**WHAT YOU NEED TO DO:**
Your answer should be the lines of the material that include the word "number".

**THE RECORDS:**

* * * * * * * * *

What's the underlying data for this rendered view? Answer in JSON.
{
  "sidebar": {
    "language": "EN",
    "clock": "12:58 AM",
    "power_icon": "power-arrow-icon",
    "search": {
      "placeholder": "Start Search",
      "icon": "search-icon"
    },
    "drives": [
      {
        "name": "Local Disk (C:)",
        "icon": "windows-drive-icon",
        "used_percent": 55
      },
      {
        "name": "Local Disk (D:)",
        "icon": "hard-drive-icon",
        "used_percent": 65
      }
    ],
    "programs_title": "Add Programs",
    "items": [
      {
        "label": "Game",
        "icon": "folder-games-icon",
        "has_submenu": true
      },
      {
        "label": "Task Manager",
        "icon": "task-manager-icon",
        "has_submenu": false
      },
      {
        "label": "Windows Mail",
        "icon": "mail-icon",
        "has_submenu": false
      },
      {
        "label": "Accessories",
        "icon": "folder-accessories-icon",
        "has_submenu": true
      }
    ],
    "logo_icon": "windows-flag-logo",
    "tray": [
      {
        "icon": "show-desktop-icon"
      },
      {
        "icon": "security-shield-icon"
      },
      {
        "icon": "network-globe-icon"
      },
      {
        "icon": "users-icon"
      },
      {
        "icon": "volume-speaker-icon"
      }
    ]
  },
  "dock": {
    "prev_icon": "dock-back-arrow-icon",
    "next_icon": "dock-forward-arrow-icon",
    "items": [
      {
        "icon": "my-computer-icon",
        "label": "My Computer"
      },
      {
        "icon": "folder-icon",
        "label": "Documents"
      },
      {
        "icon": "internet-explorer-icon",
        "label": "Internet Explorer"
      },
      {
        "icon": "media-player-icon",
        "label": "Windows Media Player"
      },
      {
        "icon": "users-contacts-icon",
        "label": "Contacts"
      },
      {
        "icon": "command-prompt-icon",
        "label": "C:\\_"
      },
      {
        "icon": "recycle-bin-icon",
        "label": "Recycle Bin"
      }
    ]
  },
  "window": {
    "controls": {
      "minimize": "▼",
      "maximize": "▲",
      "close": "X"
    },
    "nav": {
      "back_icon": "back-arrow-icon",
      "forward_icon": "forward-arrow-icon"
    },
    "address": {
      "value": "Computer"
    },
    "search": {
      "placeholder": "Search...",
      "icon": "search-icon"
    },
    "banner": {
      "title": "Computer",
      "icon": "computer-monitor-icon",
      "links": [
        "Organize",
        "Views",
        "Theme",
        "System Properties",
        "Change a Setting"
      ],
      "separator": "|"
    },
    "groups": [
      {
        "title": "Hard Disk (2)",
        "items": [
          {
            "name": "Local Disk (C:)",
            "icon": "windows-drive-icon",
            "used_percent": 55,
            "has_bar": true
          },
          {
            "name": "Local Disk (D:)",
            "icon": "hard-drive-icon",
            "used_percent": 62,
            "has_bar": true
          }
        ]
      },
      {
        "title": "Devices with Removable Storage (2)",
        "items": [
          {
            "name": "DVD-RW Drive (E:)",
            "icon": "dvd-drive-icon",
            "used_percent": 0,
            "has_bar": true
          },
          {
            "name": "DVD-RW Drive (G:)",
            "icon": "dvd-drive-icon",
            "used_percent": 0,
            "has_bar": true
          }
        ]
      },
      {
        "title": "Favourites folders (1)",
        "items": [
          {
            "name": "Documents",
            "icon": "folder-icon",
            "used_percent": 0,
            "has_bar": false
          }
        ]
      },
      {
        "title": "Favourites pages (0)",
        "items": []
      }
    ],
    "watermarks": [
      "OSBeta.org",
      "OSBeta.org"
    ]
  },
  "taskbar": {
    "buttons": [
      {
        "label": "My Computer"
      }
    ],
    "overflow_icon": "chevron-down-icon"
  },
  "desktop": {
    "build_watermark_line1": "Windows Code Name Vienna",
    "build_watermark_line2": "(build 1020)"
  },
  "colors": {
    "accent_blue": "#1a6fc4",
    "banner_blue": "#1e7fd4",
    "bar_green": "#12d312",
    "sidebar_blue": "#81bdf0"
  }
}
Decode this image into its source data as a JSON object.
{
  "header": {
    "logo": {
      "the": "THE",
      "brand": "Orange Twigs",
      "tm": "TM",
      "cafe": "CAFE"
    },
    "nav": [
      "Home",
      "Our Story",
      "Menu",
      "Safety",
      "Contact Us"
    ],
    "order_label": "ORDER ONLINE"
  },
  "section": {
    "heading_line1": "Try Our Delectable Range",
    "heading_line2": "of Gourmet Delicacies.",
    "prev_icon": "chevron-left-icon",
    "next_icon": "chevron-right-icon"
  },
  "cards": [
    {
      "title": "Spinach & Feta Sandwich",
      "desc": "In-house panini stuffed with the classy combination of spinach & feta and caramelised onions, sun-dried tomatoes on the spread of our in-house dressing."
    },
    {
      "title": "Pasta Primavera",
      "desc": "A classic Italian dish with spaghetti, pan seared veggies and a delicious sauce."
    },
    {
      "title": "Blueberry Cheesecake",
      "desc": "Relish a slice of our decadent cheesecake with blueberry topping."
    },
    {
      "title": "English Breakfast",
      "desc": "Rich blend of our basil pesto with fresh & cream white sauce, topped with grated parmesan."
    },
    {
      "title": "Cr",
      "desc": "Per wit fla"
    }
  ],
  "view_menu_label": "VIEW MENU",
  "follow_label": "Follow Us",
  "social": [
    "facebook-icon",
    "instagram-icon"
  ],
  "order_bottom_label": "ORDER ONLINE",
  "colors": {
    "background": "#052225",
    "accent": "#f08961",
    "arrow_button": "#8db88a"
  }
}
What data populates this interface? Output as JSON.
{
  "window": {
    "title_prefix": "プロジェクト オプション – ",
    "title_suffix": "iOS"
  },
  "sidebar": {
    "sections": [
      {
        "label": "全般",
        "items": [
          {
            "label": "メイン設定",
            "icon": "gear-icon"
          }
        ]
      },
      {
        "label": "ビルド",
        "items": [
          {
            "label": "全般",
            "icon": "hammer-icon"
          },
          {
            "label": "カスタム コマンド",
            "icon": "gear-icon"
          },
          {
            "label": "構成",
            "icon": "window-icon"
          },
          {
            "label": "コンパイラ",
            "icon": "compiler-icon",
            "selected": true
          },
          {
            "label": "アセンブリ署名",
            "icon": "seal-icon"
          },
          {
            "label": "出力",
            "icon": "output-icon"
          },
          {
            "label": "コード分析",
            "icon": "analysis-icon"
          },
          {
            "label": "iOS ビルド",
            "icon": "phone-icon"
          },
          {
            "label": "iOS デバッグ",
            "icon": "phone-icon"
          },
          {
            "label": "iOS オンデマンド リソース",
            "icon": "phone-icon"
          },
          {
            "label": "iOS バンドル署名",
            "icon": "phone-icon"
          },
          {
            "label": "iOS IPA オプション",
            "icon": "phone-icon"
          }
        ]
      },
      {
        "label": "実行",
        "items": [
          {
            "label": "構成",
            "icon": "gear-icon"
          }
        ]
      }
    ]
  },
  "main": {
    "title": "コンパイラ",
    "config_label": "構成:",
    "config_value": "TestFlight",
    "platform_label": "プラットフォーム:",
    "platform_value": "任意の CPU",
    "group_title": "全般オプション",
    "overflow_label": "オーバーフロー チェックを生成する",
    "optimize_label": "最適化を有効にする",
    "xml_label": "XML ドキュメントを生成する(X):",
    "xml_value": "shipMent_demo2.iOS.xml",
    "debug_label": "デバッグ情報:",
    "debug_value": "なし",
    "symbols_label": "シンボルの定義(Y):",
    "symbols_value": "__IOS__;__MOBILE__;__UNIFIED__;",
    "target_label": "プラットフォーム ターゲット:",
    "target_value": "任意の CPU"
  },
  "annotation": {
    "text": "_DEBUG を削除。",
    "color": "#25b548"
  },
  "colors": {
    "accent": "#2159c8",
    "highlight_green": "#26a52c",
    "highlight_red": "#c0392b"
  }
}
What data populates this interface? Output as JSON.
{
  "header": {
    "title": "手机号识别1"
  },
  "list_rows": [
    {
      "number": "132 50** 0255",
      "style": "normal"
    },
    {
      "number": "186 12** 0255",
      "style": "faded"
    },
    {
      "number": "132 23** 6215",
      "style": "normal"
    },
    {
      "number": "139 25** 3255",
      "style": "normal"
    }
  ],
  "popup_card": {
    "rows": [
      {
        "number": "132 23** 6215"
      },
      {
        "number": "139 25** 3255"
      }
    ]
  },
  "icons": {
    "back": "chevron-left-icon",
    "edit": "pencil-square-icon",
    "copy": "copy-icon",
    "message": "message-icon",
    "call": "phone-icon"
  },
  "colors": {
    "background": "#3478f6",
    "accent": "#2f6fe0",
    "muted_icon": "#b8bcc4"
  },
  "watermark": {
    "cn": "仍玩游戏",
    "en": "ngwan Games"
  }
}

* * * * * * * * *

**OUTPUT FOR THIS EXERCISE:**
      "number": "132 50** 0255",
      "number": "186 12** 0255",
      "number": "132 23** 6215",
      "number": "139 25** 3255",
        "number": "132 23** 6215"
        "number": "139 25** 3255"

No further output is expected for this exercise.